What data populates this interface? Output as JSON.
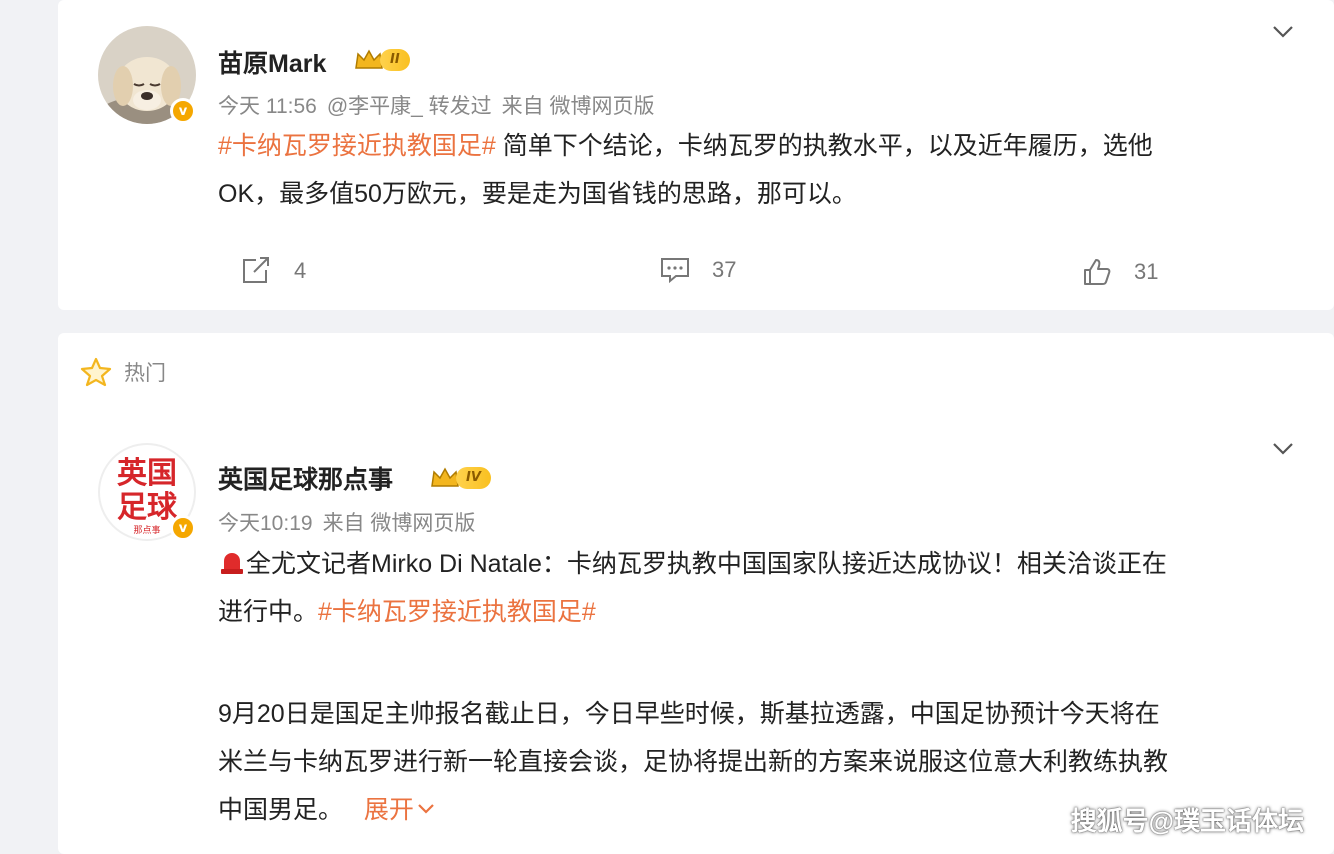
{
  "post1": {
    "author": "苗原Mark",
    "level": "II",
    "time": "今天 11:56",
    "repost_from": "@李平康_ 转发过",
    "source": "来自 微博网页版",
    "hashtag": "#卡纳瓦罗接近执教国足#",
    "text_line1": " 简单下个结论，卡纳瓦罗的执教水平，以及近年履历，选他",
    "text_line2": "OK，最多值50万欧元，要是走为国省钱的思路，那可以。",
    "repost_count": "4",
    "comment_count": "37",
    "like_count": "31"
  },
  "section": {
    "hot_label": "热门"
  },
  "post2": {
    "author": "英国足球那点事",
    "avatar_text_top": "英国",
    "avatar_text_bottom": "足球",
    "avatar_sub": "那点事",
    "level": "IV",
    "time": "今天10:19",
    "source": "来自 微博网页版",
    "para1_line1": "全尤文记者Mirko Di Natale：卡纳瓦罗执教中国国家队接近达成协议！相关洽谈正在",
    "para1_line2_prefix": "进行中。",
    "hashtag": "#卡纳瓦罗接近执教国足#",
    "para2_line1": "9月20日是国足主帅报名截止日，今日早些时候，斯基拉透露，中国足协预计今天将在",
    "para2_line2": "米兰与卡纳瓦罗进行新一轮直接会谈，足协将提出新的方案来说服这位意大利教练执教",
    "para2_line3": "中国男足。",
    "expand_label": "展开"
  },
  "watermark": "搜狐号@璞玉话体坛",
  "colors": {
    "accent_orange": "#eb7340",
    "verified_badge": "#f5a700",
    "background": "#f1f2f5"
  },
  "icons": [
    "chevron-down-icon",
    "repost-icon",
    "comment-icon",
    "like-icon",
    "star-icon",
    "crown-icon",
    "siren-icon",
    "verified-icon"
  ]
}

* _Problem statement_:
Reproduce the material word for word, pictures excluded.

* _Task response_:
What data populates this interface? Output as JSON.
{
  "post1": {
    "author": "苗原Mark",
    "level": "II",
    "time": "今天 11:56",
    "repost_from": "@李平康_ 转发过",
    "source": "来自 微博网页版",
    "hashtag": "#卡纳瓦罗接近执教国足#",
    "text_line1": " 简单下个结论，卡纳瓦罗的执教水平，以及近年履历，选他",
    "text_line2": "OK，最多值50万欧元，要是走为国省钱的思路，那可以。",
    "repost_count": "4",
    "comment_count": "37",
    "like_count": "31"
  },
  "section": {
    "hot_label": "热门"
  },
  "post2": {
    "author": "英国足球那点事",
    "avatar_text_top": "英国",
    "avatar_text_bottom": "足球",
    "avatar_sub": "那点事",
    "level": "IV",
    "time": "今天10:19",
    "source": "来自 微博网页版",
    "para1_line1": "全尤文记者Mirko Di Natale：卡纳瓦罗执教中国国家队接近达成协议！相关洽谈正在",
    "para1_line2_prefix": "进行中。",
    "hashtag": "#卡纳瓦罗接近执教国足#",
    "para2_line1": "9月20日是国足主帅报名截止日，今日早些时候，斯基拉透露，中国足协预计今天将在",
    "para2_line2": "米兰与卡纳瓦罗进行新一轮直接会谈，足协将提出新的方案来说服这位意大利教练执教",
    "para2_line3": "中国男足。",
    "expand_label": "展开"
  },
  "watermark": "搜狐号@璞玉话体坛",
  "colors": {
    "accent_orange": "#eb7340",
    "verified_badge": "#f5a700",
    "background": "#f1f2f5"
  },
  "icons": [
    "chevron-down-icon",
    "repost-icon",
    "comment-icon",
    "like-icon",
    "star-icon",
    "crown-icon",
    "siren-icon",
    "verified-icon"
  ]
}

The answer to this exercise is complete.